Conclusion: The polymer drawing in the centrifugal spinning is modeled and simulated. The simulation results tally with the measured results confirming the effectiveness of the polymer drawing model. The simulation results show that the change of the viscoelastic force is favorable to the polymer drawing and both larger rotation speeds and higher initial polymer temperatures can produce finer fibers, which lays a good foundation for the computer-assisted design of the centrifugal spinning.

Keywords: Centrifugal spinning, fiber diameter, model, nanofiber, polymer drawing, simulation.

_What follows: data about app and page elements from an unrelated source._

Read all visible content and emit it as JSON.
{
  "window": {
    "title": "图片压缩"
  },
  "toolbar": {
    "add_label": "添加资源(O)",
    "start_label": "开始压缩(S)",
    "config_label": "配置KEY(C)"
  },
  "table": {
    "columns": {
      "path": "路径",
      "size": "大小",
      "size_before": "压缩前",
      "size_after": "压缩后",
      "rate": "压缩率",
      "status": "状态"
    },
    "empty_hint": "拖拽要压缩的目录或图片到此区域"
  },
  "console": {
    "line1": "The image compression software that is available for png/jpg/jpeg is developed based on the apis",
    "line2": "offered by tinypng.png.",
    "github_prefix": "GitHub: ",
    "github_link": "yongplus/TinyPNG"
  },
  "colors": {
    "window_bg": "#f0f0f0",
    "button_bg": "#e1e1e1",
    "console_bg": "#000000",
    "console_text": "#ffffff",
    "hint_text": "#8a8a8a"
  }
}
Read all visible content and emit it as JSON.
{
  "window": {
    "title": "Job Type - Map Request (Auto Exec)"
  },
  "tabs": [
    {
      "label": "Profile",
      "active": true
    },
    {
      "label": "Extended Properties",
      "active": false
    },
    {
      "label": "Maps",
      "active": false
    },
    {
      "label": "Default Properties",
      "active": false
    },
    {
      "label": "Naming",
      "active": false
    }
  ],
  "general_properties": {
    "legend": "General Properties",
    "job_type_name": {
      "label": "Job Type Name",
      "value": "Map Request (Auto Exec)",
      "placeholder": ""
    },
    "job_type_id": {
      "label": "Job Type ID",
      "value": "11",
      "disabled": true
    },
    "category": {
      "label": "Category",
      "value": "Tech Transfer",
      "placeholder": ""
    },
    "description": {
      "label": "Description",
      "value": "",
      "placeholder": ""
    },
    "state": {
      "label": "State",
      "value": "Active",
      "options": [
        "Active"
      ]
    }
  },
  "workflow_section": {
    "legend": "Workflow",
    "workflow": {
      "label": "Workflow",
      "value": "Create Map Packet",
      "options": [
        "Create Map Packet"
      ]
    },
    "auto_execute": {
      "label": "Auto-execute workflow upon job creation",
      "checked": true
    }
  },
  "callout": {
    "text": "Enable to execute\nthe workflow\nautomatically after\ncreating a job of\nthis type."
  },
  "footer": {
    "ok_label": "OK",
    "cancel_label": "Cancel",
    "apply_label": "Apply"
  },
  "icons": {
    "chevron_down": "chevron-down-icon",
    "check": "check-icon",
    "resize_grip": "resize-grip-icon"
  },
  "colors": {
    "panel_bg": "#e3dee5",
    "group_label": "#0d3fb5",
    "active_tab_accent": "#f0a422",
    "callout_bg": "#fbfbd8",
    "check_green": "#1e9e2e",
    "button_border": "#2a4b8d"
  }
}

He JH, Kong HY, Yang RR, et al. Review on fiber morphology obtained by bubble electrospinning and blown bubble spinning. Therm Sci 2012; 16(5): 1263-79.
Kong HY, He JH. A modified bubble electrospinning for fabrication of Nanofibers. J Nano Res 2013; 23: 125-8.
Dou H, Zuo BQ, He JH. Blown bubble-spinning for fabrication of superfine fibers. Therm Sci 2012; 16(5): 1465-6.
Nayak R, Padhye R, Kyratzis IL, et al. Recent advances in nanofibre fabrication techniques. Text Res J 2011; 82(2): 129-47.
Sarkar K, Gomez C, Zambrano S, et al. Electrospinning to Forcespinning™. Mater Today 2010; 13(11): 12-4.
Padron S, Fuentes A, Caruntu D, Lozano K. Experimental study of nanofiber production through forcespinning. J Appl Phys 2013; 113(2): 409-14.
Lozano K, Sarkar K. uperfine fiber creating spinneret and uses thereof US Patent 8231378. 2012.
Lozano K, Sarkar K. Superfine fiber creating spinneret and uses thereof US Patent 8721319. 2014.
Huang T, Armantrout JE, Harding TW, et al. Process for laying fibrous webs from a centrifugal spinning process US Patent 9970128. 2018.
Wang Z. Centrifugal forming principle of fibers. Fiber Glass 1978; 7(6): 12-23.
Wu L. College physics. Beijing, China: Higher Education Press 2003.
Chen T, Huang X. Modeling polymer air drawing in the melt blowing nonwoven process. Text Res J 2003; 73(7): 651-4.
Uyttendaele MAJ, Shambaugh RL. Melt blowing: General equation development and experimental verification. AIChE J 1990; 36(2): 175-86.
Zieiminski KF, Spruiell JE. Mathematical model of crystalline fiber-forming polymers. Synthet Fibers 1986; 15(4): 32-40.
Li M, Bai B. Study on the rheological properties of polypropylene by using a melt indexer. J Zhengzhou Inst Light Ind 1995; 10(2): 53-7.
Jin R, Ma X. Polymer rheology. Shanghai, China: East China University of Science and Technology Press 2012; pp. 212-3.
Muke S, Nkao II, Bhattacharya SN. The melt extensibility of polypropylene. Polym Int 2010; 50(5): 515-23.
Liang J. Elongation rheology of polymer fluids. Guangzhou, China: South China University of Technology Press 2015; pp. 97-8.
Li X, Liu P. Study on extensional flow behavior of PP melt. China Plast Ind 2007; 35(3): 45-7.
Zhao Z. The equipment development of the horizontal disc centrifugal spinning system and the study of the Applications 2011.
Yu D-N, Tian D, He J-H. Snail-based nanofibers. Mater Lett 2018; 220: 5-7.
Tian D, Li XX, He JH. Self-assembly of macromolecules in a long and narrow tube. Therm Sci 2018; 22(4): 1659-64.
Tian D, Zhou CJ, He JH. Strength of bubble walls and the Hall-Petch effect in bubble-spinning. Text Res J 2018; 89(7): 1340-4.
Liu P, He JH. Geometrical potential: An explanation on of nanofibers wettability. Therm Sci 2018; 22(1A): 33-8.

Rights & PermissionsPrintExport Cite as

Article Details

Year: 2020
Page: [21 - 26]
Pages: 6
DOI: 10.2174/1872210513666190801110145
Price: $65

Article Metrics

PDF: 14
PRC: 2